## Element data from apps and pages
<<<<
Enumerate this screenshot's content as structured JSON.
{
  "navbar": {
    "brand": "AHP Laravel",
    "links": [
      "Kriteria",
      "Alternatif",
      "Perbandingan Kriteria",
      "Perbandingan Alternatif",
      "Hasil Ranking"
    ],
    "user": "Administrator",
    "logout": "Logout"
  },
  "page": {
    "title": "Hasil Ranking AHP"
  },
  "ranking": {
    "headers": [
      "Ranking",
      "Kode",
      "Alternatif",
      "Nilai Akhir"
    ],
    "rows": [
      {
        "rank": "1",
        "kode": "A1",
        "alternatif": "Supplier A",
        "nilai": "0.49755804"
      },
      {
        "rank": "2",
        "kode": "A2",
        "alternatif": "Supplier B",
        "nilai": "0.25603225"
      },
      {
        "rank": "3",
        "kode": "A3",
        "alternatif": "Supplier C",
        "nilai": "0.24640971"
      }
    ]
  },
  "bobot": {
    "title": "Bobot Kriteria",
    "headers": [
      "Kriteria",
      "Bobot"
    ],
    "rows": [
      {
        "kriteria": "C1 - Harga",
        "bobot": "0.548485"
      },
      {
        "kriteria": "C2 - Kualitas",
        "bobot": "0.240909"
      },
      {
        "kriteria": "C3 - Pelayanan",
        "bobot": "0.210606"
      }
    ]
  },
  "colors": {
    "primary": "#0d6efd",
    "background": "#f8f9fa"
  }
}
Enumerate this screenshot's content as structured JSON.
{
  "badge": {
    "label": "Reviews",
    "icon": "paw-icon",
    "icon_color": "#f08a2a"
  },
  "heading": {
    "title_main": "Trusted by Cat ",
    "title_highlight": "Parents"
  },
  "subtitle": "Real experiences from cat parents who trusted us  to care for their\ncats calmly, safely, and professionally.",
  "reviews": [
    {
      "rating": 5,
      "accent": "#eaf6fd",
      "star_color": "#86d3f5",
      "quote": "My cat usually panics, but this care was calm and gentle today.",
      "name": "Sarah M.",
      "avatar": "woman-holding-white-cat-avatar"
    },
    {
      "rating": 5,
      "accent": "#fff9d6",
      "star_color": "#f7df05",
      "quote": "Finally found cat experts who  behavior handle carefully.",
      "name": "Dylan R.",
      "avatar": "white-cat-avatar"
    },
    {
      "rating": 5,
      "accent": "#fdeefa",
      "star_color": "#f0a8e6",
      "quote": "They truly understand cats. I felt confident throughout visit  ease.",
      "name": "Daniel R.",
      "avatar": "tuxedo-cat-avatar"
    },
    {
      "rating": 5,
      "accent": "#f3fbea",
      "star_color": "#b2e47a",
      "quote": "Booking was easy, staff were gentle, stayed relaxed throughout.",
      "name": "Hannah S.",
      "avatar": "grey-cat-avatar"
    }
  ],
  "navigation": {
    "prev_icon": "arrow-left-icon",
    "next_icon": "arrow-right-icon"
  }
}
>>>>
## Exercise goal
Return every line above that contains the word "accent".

## Exercise response
      "accent": "#eaf6fd",
      "accent": "#fff9d6",
      "accent": "#fdeefa",
      "accent": "#f3fbea",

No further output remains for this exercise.